→ **Information shown**
———

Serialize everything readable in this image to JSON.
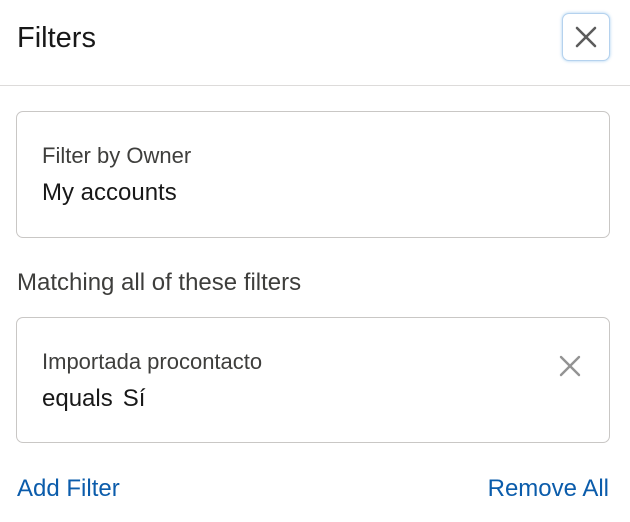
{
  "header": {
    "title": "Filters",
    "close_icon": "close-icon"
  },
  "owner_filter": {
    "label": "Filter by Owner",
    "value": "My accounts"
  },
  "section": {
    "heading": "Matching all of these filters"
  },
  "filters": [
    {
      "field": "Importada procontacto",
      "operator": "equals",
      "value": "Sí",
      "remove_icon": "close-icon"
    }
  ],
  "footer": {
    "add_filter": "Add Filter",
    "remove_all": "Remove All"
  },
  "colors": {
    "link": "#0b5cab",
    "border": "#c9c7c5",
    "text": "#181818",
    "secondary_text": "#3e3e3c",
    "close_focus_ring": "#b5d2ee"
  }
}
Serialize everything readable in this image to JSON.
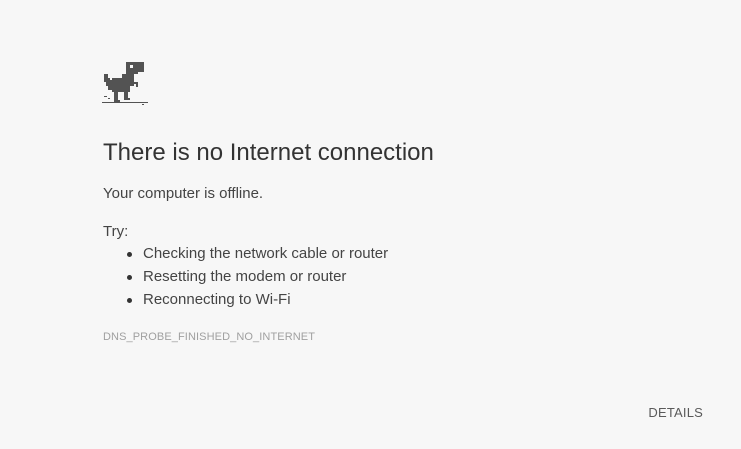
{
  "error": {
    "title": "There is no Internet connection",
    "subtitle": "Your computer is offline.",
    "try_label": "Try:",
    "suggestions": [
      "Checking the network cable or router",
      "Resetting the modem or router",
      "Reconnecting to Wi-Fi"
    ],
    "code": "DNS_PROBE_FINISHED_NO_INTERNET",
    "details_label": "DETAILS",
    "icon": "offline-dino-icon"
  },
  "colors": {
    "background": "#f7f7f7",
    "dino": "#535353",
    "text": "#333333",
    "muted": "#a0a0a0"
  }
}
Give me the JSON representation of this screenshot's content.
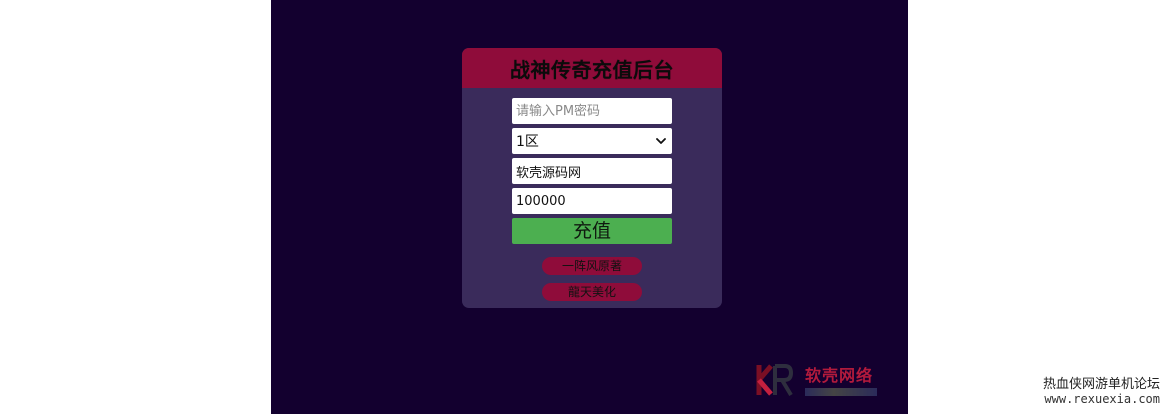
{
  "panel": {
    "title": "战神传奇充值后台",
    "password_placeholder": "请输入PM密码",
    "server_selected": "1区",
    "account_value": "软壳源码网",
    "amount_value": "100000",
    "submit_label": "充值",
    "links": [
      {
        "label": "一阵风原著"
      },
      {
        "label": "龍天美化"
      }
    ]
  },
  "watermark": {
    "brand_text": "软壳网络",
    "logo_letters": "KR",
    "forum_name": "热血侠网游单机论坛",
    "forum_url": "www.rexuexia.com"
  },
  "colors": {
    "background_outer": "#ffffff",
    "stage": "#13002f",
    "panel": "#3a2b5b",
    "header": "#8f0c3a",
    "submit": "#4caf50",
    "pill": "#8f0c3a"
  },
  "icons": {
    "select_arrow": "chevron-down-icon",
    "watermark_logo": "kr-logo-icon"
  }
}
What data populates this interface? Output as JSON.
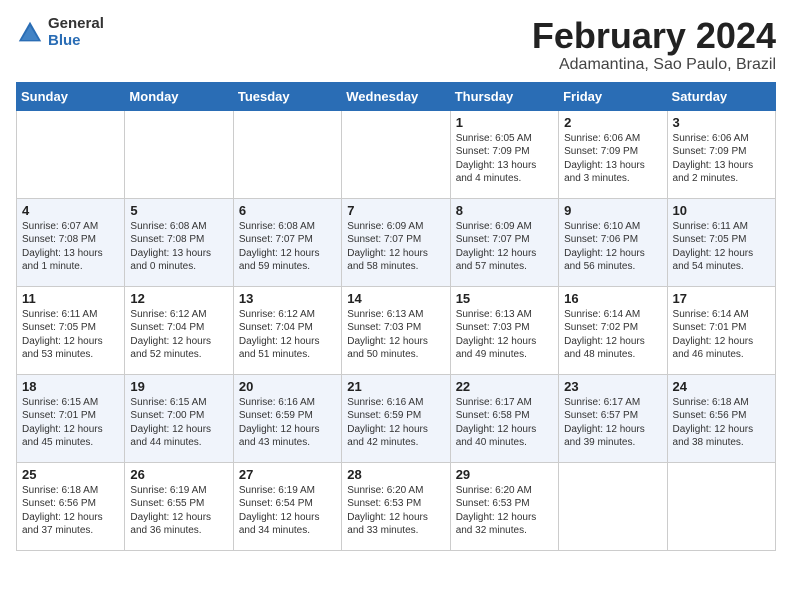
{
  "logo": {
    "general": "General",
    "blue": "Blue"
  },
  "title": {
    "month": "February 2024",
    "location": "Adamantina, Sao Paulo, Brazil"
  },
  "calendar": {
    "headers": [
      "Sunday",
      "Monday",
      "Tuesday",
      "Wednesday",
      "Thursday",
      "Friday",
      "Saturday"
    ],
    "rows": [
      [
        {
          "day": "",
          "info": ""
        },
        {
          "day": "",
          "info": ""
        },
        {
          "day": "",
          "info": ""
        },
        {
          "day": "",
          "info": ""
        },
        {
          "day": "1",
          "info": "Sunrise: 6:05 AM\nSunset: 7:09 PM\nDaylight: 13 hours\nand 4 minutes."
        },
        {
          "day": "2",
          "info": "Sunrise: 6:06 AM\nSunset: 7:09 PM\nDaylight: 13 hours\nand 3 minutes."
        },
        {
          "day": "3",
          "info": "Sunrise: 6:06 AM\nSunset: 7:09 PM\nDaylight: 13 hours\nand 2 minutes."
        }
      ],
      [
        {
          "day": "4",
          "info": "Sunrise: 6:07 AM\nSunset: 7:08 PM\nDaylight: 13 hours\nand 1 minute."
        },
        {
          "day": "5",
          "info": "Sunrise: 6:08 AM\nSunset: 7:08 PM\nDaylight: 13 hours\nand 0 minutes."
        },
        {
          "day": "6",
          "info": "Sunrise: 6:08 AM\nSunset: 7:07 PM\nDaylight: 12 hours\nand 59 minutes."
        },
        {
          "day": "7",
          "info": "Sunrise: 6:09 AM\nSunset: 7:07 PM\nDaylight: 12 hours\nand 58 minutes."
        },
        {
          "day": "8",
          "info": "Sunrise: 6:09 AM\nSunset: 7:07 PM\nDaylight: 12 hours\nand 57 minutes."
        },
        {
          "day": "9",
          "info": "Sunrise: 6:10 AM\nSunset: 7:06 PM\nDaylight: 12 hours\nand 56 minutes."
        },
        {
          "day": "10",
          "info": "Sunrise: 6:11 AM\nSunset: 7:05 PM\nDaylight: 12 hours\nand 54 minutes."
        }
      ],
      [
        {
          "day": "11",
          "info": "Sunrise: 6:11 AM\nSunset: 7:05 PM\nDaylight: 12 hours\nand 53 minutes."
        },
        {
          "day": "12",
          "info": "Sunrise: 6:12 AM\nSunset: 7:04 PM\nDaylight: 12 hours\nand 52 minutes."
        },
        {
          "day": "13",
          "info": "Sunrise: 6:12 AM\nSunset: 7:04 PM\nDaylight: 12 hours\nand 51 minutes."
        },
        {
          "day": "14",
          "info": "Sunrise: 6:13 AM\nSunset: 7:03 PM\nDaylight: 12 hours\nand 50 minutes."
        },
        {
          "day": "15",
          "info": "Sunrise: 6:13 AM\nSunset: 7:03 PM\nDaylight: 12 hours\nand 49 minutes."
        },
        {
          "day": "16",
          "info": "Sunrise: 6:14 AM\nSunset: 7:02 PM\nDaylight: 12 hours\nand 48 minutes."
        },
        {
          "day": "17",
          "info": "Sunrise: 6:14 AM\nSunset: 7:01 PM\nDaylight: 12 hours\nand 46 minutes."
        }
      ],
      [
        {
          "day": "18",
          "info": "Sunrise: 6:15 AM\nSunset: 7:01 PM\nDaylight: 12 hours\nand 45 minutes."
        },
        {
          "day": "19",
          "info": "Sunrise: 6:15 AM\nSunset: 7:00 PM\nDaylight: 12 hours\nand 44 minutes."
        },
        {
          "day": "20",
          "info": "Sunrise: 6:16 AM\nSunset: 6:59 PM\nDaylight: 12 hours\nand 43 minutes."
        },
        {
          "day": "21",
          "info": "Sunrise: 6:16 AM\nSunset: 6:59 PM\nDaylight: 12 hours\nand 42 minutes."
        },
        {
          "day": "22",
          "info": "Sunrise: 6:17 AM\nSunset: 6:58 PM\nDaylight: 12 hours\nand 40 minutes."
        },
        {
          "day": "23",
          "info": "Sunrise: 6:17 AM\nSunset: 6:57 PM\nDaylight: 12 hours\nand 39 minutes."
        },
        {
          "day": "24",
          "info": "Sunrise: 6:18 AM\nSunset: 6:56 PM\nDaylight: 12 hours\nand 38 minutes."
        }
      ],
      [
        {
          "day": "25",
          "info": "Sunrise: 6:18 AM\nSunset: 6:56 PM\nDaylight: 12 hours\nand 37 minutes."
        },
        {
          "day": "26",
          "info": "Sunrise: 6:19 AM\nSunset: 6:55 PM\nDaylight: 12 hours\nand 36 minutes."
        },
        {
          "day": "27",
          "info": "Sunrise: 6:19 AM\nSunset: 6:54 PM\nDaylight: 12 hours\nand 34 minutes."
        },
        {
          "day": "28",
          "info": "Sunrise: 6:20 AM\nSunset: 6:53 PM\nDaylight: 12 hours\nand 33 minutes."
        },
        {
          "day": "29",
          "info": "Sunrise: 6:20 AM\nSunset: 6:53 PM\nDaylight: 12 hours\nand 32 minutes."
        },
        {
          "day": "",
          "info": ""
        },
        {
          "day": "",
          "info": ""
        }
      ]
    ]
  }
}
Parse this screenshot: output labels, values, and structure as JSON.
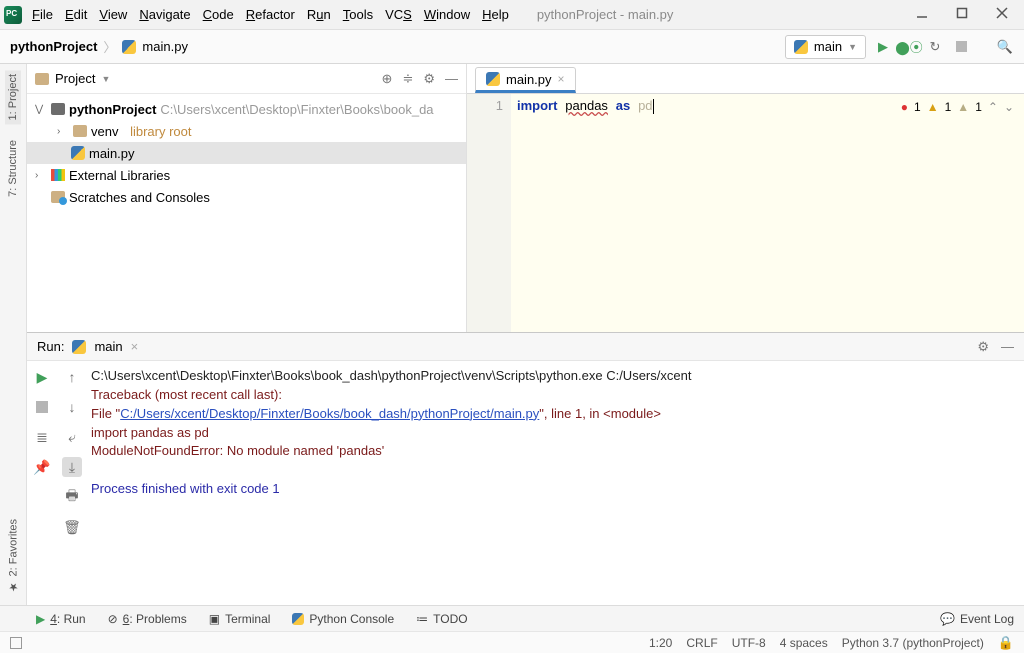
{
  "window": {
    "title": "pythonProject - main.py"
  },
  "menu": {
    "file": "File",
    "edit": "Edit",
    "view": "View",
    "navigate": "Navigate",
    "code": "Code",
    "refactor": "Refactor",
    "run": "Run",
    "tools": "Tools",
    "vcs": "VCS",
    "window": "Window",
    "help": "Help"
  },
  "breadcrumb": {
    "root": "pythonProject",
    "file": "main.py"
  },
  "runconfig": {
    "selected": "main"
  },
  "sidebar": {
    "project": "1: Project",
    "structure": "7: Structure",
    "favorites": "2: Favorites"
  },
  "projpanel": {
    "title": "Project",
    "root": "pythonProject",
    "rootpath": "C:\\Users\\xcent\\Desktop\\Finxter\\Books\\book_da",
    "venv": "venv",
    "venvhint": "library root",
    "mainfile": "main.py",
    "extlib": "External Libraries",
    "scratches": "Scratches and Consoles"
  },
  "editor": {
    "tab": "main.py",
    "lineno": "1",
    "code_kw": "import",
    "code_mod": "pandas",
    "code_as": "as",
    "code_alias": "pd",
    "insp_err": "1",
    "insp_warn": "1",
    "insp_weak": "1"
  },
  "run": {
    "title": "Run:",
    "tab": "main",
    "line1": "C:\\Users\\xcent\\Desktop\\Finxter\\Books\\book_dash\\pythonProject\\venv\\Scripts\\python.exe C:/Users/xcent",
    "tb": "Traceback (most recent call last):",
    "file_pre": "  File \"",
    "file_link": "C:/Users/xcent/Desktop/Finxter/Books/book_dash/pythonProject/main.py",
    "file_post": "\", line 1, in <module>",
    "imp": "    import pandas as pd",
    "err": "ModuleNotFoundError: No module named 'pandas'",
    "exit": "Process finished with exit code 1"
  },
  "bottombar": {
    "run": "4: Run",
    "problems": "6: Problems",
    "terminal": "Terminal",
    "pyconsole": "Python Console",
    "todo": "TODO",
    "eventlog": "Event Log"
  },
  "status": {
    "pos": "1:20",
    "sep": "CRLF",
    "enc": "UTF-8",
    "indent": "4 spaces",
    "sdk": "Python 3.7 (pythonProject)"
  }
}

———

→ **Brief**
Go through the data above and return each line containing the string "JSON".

→ **Answer space**
Serialize everything readable in this image to JSON.
Serialize everything readable in this image to JSON.
Give me the JSON representation of this screenshot's content.
What data populates this interface? Output as JSON.
Parse this screenshot: output labels, values, and structure as JSON.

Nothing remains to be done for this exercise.